Holman Bible Dictionary 
According to the Greek historian Herodotus, a Scythian attack forced the Medes to withdraw from an assault against Nineveh (apparently 626-620 B.C.). Later, the Scynthians advanced southward along the Palestinian coast to the Egyptian border (611 B.C.), where they were bought off by the Egyptian Pharaoh. They were eventually driven back northward into southern Russia by the Medes.
Scythian power was dominant in the area northwest of the Black Sea until about 350 B.C. Eventually, new invaders, the Sarmatians, having confined them to the Crimean area, destroyed the remaining Scythian remnants after A.D. 100.
The Old Testament refers to Scythians as Ashchenaz ( Genesis 10:3; Jeremiah 51:27 ). See Ashchenaz . Earlier scholars identified the Scythians as Jeremiah's foe from the north and Zephaniah's threatened invader of Judah, but such theories rest on weak evidence.
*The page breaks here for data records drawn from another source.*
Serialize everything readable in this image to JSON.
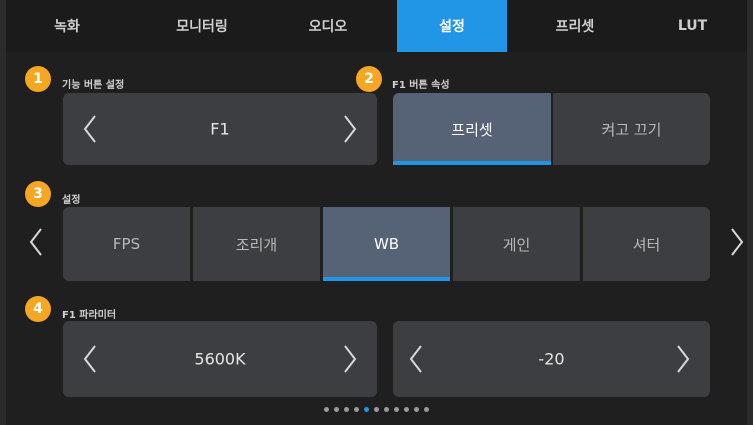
{
  "tabs": [
    {
      "label": "녹화",
      "active": false
    },
    {
      "label": "모니터링",
      "active": false
    },
    {
      "label": "오디오",
      "active": false
    },
    {
      "label": "설정",
      "active": true
    },
    {
      "label": "프리셋",
      "active": false
    },
    {
      "label": "LUT",
      "active": false
    }
  ],
  "sections": {
    "function_button": {
      "number": "1",
      "label": "기능 버튼 설정",
      "value": "F1"
    },
    "button_behavior": {
      "number": "2",
      "label": "F1 버튼 속성",
      "options": [
        "프리셋",
        "켜고 끄기"
      ],
      "selected": "프리셋"
    },
    "setting": {
      "number": "3",
      "label": "설정",
      "options": [
        "FPS",
        "조리개",
        "WB",
        "게인",
        "셔터"
      ],
      "selected": "WB"
    },
    "parameters": {
      "number": "4",
      "label": "F1 파라미터",
      "values": [
        "5600K",
        "-20"
      ]
    }
  },
  "pager": {
    "total": 11,
    "current": 5
  },
  "colors": {
    "accent": "#2196e6",
    "badge": "#f5a623",
    "panel": "#3c3e42",
    "selected": "#566377"
  },
  "icons": [
    "chevron-left-icon",
    "chevron-right-icon"
  ]
}
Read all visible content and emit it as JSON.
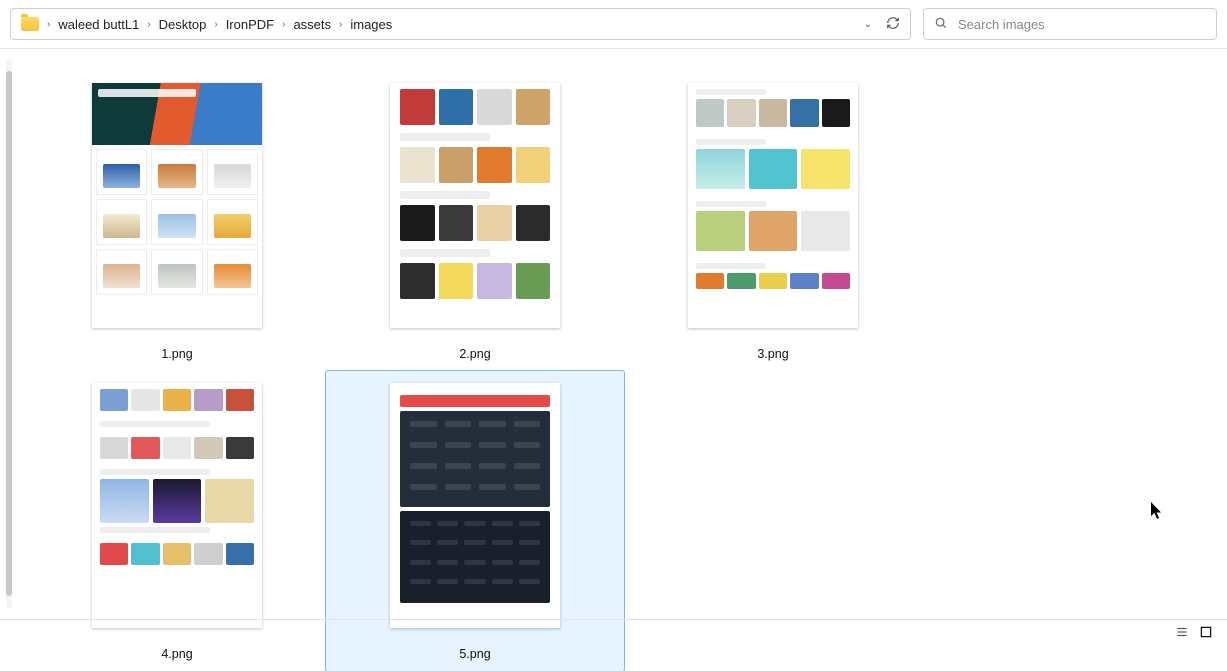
{
  "breadcrumbs": {
    "c0": "waleed buttL1",
    "c1": "Desktop",
    "c2": "IronPDF",
    "c3": "assets",
    "c4": "images"
  },
  "search": {
    "placeholder": "Search images"
  },
  "files": {
    "f1": "1.png",
    "f2": "2.png",
    "f3": "3.png",
    "f4": "4.png",
    "f5": "5.png"
  }
}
Colossians 3:11 uses Scythians to represent the most repugnant barbarian and slave, saying they, too, are accepted in Christ, all social and cultural barriers being abolished in His church.
Hastings' Dictionary of the Bible 
SCYTHIANS . A wandering race of the Indo-European stock who lived between the Danube and the Don, and spread over the territory between the Caucasus and the Caspian. They were a cruel and savage people, of huge build. The Athenians employed them as police. In Colossians 3:11 they are mentioned as a degree worse than barbarians. The latter word simply connoted those who spoke neither Greek nor Latin.
American Tract Society Bible Dictionary 
Wandering tribes in the immense regions north and northeast of the Black and Caspian Seas. They are said by Herodotus to have made an incursion into Southwestern Asia and Egypt, some seven hundred years before Christ; and it was perhaps a fragment of this host, located at Bethshean, which gave that city its classical name Scythopolis. In Colossians 3:11 , "Scythian" appears to signify the rudest of barbarians.
International Standard Bible Encyclopedia 
sith´i - anz ( οἱ Σκύθαι , hoi Skúthai ): The word does not occur in the Hebrew of the Old Testament, but Septuagint of Judges 1:27 inserts ( Σκυθῶν πόλις , Skuthṓn pólis (Scythopolis), in explanation, as being the same as Beth-shean. The same occurs in Apocrypha (Judith 3:10; 1 Macc 12:29), and the Scythians as a people in 2 Macc 4:47, and the adjective in 3 Macc 7:5. The people are also mentioned in the New Testament ( Colossians 3:11 ), where, as in Maccabees, the fact that they were barbarians is implied. This is clearly set forth in classical writers, and the description of them given by Herodotus in book iv of his history represents a race of savages, inhabiting a region of rather indefinite boundaries, north of the Black and Caspian seas and the Caucasus Mountains. They were nomads who neither plowed nor sowed (iv. 19), moving about in wagons and carrying their dwellings with them (ibid. 46); they had the most filthy habits and never washed in water (ibid. 75); they drank the blood of the first enemy killed in battle, and made napkins of the scalps and drinking bowls of the skulls of the slain (ibid. 64-65). Their deities were many of them identified with those of the Greeks, but the most characteristic rite was the worship of the naked sword (ibid. 62), and they sacrificed every hundredth man taken in war to this deity. War was their chief business, and they were a terrible scourge to the nations of Western Asia. They broke through the barrier of the Caucasus in 632 Bc and swept down like a swarm of locusts upon Media and Assyria, turning the fruitful fields into a desert; pushing across Mesopotamia, they ravaged Syria and were about to invade Egypt when Psammitichus I, who was besieging Ashdod, bought them off by rich gifts, but they remained in Western Asia for 28 years, according to Herodotus. It is supposed that a company of them settled in Beth-shean, and from this circumstance it received the name Scythopolis. Various branches of the race appeared at different times, among the most noted of which were the Parthians (which see).
The Nuttall Encyclopedia 
The name of a people of various tribes that occupied the steppes of SE. of Europe and W. of Asia adjoining eastward, were of nomadic habit; kept herds of cattle and horses, and were mostly in a semi-savage state beyond the pale of civilisation; the region they occupied is called Scythia.